“We tried to keep on farming traditional crops for a few years after planting the orchard, but decided it was best to lease the rest of the land out because the orchard was taking up a lot of our time,” said son Aaron, who is an integral part of the management team with his wife Melanie. “My sister Stephanie (Helmarson) and her family who live in Winnipeg are here a lot. They help with harvest, as does my brother Dustin, from Calgary, and his family. So it’s a big family situation and, of course we have our arguments, how else can you let your family know you love ‘em,” he said with a laugh. 

The arguments are never serious and the togetherness seems to work, even to the point that all members of the extended family have lots of space to work, cook and sleep in a large house Aaron built in the yard a few metres from the orchard entrance. 

“Otherwise, they were tenting on the lawn and we were living in a mobile home. So now everyone has a place in a great big house,” he said. 

A nearby shop houses a busy berry cleaning and sorting operation while the back portion is where you’ll find the harvesting and maintenance equipment. 

The farm also features a few rescued dogs, whose numbers fluctuate depending on how many family members are there at any time. 

“My brother and sister’s kids like to come here. In fact, a few of them are old enough to drive now, and they make their way here for a lot of weekends, on their own,” said Aaron. 

The operation also features a herd of 40 alpacas, whose wool is woven into comfortable, wearable products that the family sells on the farmers’ market circuit they frequent during the spring, summer and fall seasons, which includes Estevan, Weyburn, Kenosee, Oxbow and Carnduff.  

The family also sells a number of bakery products straight from their farm’s industrial-sized kitchen with most of the products featuring the Saskatoon berries in jams, jellies, pies and buns. 

“We have the 10 acres in Saskatoon bushes, and in 2025 we’ll have the centennial celebration of our family’s ownership of this farm,” said Sally. 

There had once been a Saskatoon co-operative marketing board, but that is no longer. Aaron said it served a strong purpose since it marketed their products to a range of provincial co-operative stores bearing the Saskatoon berry labels for jams and jellies as well as frozen berries. 

In the future, the team might expand to put a few more acres into sour cherries and/or raspberries since those are two items that could be easily harvested with the existing equipment. 

Basil Ciepliski said the family purchased the mechanical harvester out of necessity in 2008 as the berry bushes really began to flourish after a few struggling years. There have been setbacks too, with hail and wind damage, which sometimes destroyed an entire crop. 

A few days after the “blossoms drop” the berries emerge and within weeks the harvest can begin. The blossoms usually begin to drop around Mother’s Day, said Aaron. 

“I suppose we might be able to harvest blueberries or highbush cranberries,” too said Basil, indicating that the family is always seeking new adventures in agriculture. 
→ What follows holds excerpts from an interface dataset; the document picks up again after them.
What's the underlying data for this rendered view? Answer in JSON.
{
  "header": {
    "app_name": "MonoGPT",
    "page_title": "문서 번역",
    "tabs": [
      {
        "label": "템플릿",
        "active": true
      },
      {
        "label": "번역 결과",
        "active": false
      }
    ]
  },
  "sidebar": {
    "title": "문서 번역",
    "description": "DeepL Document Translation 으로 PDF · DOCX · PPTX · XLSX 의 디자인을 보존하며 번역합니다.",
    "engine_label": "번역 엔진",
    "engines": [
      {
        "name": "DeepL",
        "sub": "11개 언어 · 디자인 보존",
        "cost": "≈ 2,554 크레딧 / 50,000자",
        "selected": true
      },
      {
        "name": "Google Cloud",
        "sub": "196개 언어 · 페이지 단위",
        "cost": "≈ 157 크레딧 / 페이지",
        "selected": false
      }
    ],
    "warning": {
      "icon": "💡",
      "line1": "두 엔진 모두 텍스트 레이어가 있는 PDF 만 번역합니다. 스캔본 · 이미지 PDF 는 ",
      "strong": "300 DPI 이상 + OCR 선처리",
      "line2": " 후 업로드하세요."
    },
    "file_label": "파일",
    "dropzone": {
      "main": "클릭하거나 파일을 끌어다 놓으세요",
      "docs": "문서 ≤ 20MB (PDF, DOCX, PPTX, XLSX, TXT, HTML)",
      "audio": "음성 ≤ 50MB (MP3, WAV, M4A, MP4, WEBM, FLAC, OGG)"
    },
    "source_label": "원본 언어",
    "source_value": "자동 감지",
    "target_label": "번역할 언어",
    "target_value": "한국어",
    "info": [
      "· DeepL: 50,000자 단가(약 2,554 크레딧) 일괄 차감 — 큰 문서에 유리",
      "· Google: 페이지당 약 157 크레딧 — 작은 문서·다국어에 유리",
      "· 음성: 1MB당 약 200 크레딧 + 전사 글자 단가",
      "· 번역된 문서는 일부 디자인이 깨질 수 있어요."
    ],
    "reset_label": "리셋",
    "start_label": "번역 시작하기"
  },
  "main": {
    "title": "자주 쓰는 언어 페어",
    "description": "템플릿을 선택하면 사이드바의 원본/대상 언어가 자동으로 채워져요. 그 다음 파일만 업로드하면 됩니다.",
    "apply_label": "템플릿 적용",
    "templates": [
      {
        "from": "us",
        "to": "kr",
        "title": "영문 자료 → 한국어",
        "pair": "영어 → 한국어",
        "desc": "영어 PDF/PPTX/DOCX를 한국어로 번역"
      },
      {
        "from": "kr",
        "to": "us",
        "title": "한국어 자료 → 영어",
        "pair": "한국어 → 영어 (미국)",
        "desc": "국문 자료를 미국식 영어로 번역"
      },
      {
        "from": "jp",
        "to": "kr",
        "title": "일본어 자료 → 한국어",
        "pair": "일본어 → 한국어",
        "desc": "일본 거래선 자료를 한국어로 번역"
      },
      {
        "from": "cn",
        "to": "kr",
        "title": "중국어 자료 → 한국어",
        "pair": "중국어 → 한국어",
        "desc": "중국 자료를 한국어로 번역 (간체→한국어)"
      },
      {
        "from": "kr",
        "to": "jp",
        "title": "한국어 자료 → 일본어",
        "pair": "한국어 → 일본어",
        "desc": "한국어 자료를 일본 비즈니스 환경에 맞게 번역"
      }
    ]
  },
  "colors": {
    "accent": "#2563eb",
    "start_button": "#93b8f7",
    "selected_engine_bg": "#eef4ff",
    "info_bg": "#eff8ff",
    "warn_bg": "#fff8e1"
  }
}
Proditel is the name behind the harvest machinery “with a lot of Scandinavian input in it,” said Basil who said they purchased theirs from a Taber, Alta., producer. The only crop protection they have required is an application of fungicide early in the season, which also requires a special configuration to ensure the product gets into the bush. 
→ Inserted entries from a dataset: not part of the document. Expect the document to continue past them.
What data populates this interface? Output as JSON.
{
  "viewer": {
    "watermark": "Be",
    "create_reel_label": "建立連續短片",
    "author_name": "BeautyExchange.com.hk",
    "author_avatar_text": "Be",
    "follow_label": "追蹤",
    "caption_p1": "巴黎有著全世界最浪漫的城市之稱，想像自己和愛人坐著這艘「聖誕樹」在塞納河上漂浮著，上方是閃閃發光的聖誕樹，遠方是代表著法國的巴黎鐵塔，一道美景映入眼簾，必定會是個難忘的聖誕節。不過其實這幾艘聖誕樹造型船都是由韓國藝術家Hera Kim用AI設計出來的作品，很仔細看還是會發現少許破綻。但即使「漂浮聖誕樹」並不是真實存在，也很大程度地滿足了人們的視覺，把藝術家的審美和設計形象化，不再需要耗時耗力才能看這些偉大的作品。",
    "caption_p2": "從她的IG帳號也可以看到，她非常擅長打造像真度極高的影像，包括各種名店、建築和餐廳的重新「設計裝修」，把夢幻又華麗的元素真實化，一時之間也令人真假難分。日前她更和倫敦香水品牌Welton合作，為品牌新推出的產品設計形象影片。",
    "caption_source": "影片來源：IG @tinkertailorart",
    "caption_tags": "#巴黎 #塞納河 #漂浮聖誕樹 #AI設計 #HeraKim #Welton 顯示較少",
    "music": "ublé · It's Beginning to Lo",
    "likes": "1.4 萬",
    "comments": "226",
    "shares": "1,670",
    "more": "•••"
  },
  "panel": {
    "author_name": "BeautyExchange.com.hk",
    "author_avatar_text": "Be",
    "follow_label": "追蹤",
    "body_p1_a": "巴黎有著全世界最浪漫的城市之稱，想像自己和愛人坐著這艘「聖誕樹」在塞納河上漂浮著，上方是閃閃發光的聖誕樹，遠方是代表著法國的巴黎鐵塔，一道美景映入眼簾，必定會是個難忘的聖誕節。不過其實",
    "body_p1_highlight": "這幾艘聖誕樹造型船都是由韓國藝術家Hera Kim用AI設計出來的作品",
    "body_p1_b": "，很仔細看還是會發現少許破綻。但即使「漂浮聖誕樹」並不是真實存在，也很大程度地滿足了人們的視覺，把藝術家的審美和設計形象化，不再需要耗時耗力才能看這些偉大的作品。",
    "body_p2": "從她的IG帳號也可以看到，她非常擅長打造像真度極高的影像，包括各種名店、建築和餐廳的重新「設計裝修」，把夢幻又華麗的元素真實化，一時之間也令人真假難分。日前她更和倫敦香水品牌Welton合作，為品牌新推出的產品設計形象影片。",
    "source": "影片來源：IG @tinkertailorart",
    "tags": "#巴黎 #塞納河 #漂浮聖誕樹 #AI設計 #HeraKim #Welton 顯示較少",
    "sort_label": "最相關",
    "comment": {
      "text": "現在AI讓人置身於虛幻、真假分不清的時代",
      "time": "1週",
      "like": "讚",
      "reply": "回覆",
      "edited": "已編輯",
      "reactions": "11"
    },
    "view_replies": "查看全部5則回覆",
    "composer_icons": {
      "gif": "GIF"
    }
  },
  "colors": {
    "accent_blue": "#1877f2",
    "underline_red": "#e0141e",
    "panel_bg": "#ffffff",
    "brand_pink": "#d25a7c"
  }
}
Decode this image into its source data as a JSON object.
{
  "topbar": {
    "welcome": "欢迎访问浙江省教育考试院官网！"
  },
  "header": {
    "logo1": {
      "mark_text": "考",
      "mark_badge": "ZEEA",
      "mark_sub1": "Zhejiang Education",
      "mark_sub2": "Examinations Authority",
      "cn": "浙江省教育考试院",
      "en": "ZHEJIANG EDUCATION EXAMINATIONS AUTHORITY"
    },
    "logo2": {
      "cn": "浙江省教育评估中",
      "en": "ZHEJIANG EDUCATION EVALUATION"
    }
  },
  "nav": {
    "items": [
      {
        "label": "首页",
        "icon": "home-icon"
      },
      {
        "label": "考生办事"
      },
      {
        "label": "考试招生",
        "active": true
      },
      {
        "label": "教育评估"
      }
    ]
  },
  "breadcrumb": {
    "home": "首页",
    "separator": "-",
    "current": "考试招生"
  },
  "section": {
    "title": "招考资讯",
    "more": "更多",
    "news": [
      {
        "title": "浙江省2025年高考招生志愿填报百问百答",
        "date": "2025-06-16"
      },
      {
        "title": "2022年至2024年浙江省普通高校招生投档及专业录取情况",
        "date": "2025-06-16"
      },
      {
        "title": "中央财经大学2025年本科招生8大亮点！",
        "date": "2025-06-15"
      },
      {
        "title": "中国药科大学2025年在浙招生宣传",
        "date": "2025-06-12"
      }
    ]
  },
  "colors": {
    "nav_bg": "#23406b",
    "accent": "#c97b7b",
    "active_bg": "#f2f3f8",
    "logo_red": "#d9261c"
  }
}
The farm, turned orchard, was purchased by Basil’s father Steve who arrived from Europe and took possession of the farm and later married a local girl. Steve and Ann started their family and then he served in the Second World War as an army mechanic, returning after war’s end to keep working on the traditional farm operation. No doubt he would be proud of the way things turned out.
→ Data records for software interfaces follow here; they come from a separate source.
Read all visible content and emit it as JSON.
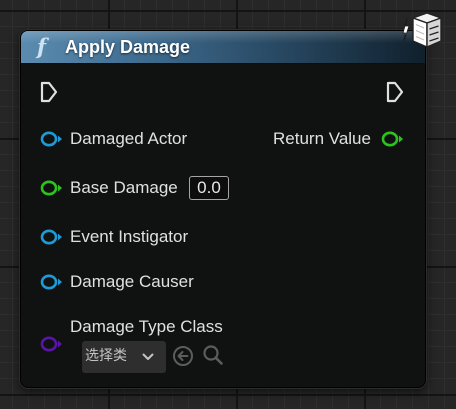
{
  "node": {
    "func_glyph": "f",
    "title": "Apply Damage"
  },
  "pins": {
    "damaged_actor": "Damaged Actor",
    "base_damage": "Base Damage",
    "base_damage_value": "0.0",
    "event_instigator": "Event Instigator",
    "damage_causer": "Damage Causer",
    "damage_type_class": "Damage Type Class",
    "return_value": "Return Value"
  },
  "class_picker": {
    "label": "选择类"
  },
  "colors": {
    "object_pin": "#1e9ad6",
    "float_pin": "#2bc41d",
    "class_pin": "#5a14a8",
    "exec_pin": "#e0e0e0",
    "header_start": "#5b8cb0",
    "header_end": "#10202c"
  },
  "icons": {
    "header": "function-icon",
    "corner": "static-class-cube-icon",
    "exec_in": "exec-in-pin-icon",
    "exec_out": "exec-out-pin-icon",
    "use_selected": "use-selected-arrow-icon",
    "browse": "browse-search-icon"
  }
}
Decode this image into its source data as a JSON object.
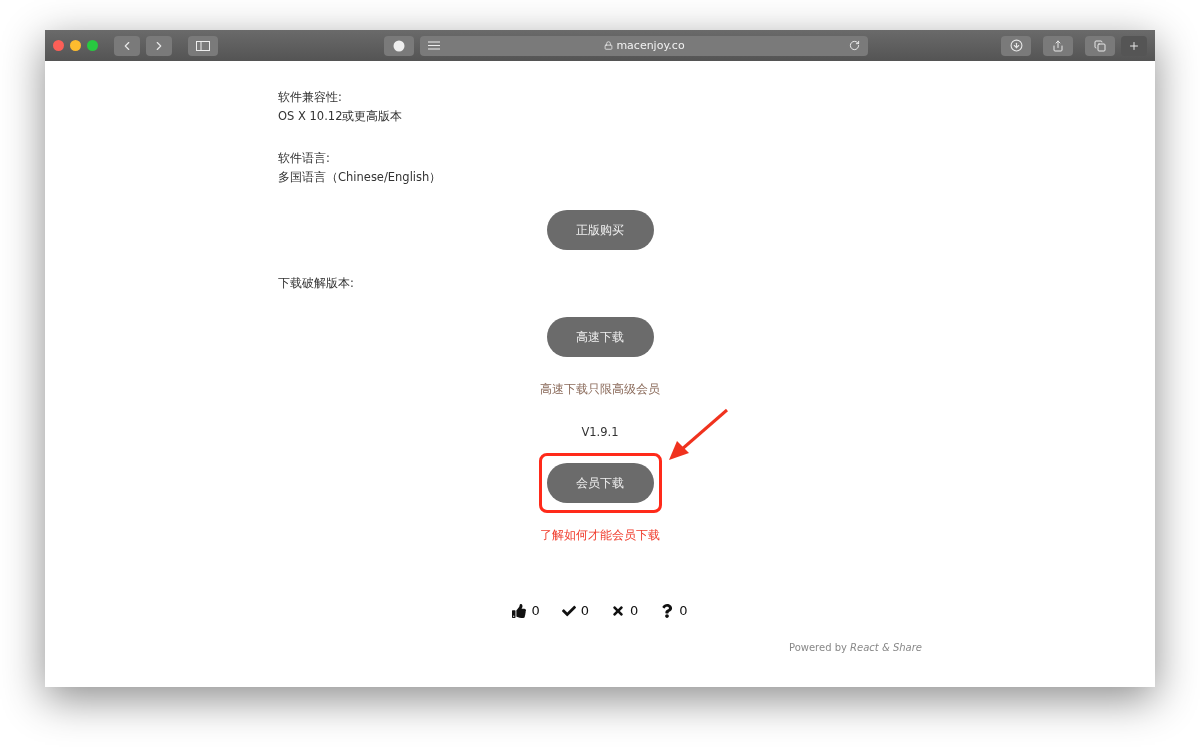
{
  "browser": {
    "address": "macenjoy.co"
  },
  "info": [
    {
      "label": "软件兼容性:",
      "value": "OS X 10.12或更高版本"
    },
    {
      "label": "软件语言:",
      "value": "多国语言（Chinese/English）"
    }
  ],
  "buy_button": "正版购买",
  "download_label": "下载破解版本:",
  "fast_download_button": "高速下载",
  "fast_download_note": "高速下载只限高级会员",
  "version": "V1.9.1",
  "member_download_button": "会员下载",
  "member_link": "了解如何才能会员下载",
  "reactions": [
    {
      "kind": "like",
      "count": "0"
    },
    {
      "kind": "check",
      "count": "0"
    },
    {
      "kind": "cross",
      "count": "0"
    },
    {
      "kind": "question",
      "count": "0"
    }
  ],
  "powered_by": "Powered by *React & Share*"
}
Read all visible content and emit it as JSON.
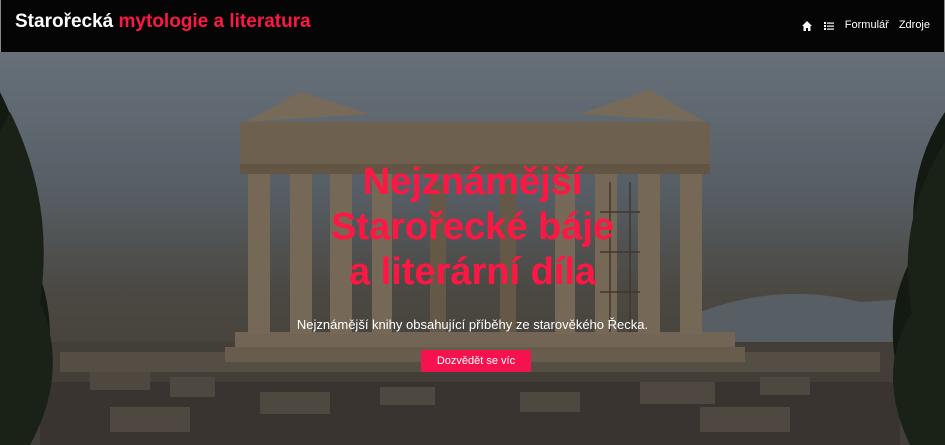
{
  "navbar": {
    "brand_main": "Starořecká",
    "brand_accent": "mytologie a literatura",
    "home_icon": "home-icon",
    "list_icon": "list-icon",
    "links": [
      "Formulář",
      "Zdroje"
    ]
  },
  "hero": {
    "headline_lines": [
      "Nejznámější",
      "Starořecké báje",
      "a literární díla"
    ],
    "subtitle": "Nejznámější knihy obsahující příběhy ze starověkého Řecka.",
    "cta_label": "Dozvědět se víc",
    "background": "parthenon-photo"
  },
  "colors": {
    "accent": "#ff1744",
    "button": "#f5134f",
    "navbar": "#050505"
  }
}
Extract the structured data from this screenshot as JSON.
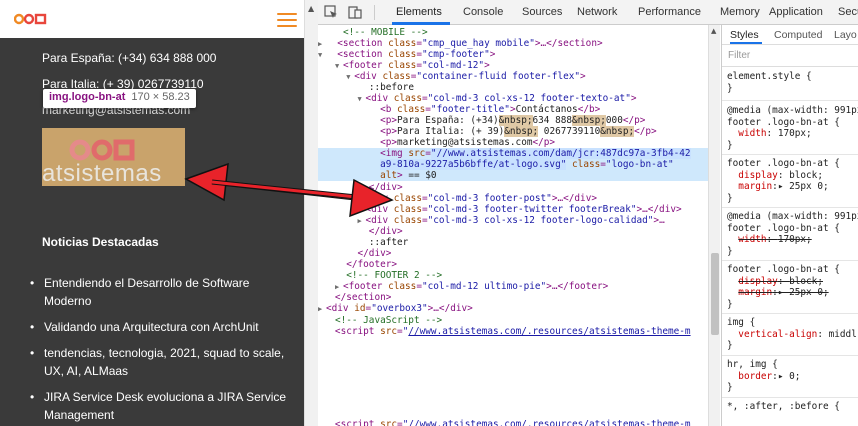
{
  "preview": {
    "phone_text": "Para España: (+34) 634 888 000",
    "italy_text": "Para Italia: (+ 39)  0267739110",
    "email_text": "marketing@atsistemas.com",
    "tooltip_selector": "img.logo-bn-at",
    "tooltip_size": "170 × 58.23",
    "logo_text": "atsistemas",
    "section_title": "Noticias Destacadas",
    "news": [
      "Entendiendo el Desarrollo de Software Moderno",
      "Validando una Arquitectura con ArchUnit",
      "tendencias, tecnologia, 2021, squad to scale, UX, AI, ALMaas",
      "JIRA Service Desk evoluciona a JIRA Service Management"
    ],
    "colors": {
      "accent": "#f08a24",
      "background": "#3a3a3a",
      "highlight": "#c9a36b"
    }
  },
  "devtools": {
    "tabs": [
      "Elements",
      "Console",
      "Sources",
      "Network",
      "Performance",
      "Memory",
      "Application",
      "Security"
    ],
    "active_tab": "Elements",
    "styles_tabs": [
      "Styles",
      "Computed",
      "Layo"
    ],
    "filter_placeholder": "Filter",
    "selected_src_1": "//www.atsistemas.com/dam/jcr:487dc97a-3fb4-42",
    "selected_src_2": "a9-810a-9227a5b6bffe/at-logo.svg",
    "selected_class": "logo-bn-at",
    "styles": {
      "element_style": "element.style {",
      "media1": "@media (max-width: 991px",
      "selector": "footer .logo-bn-at {",
      "width": "170px;",
      "display": "block;",
      "margin": "▸ 25px 0;",
      "img_rule": "img {",
      "vertical_align": "middl",
      "hr_img": "hr, img {",
      "border": "▸ 0;",
      "after_before": "*, :after, :before {"
    }
  }
}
A small and significant part of that farm is now an orchard where the Ciepliski family gathers often in the well-groomed yard, orchard or sprawling home where they get to eat, sleep, laugh and yes … argue on occasion, about things that matter to them, which probably means a lot of talk about saskatoons, alpacas and typical family issues.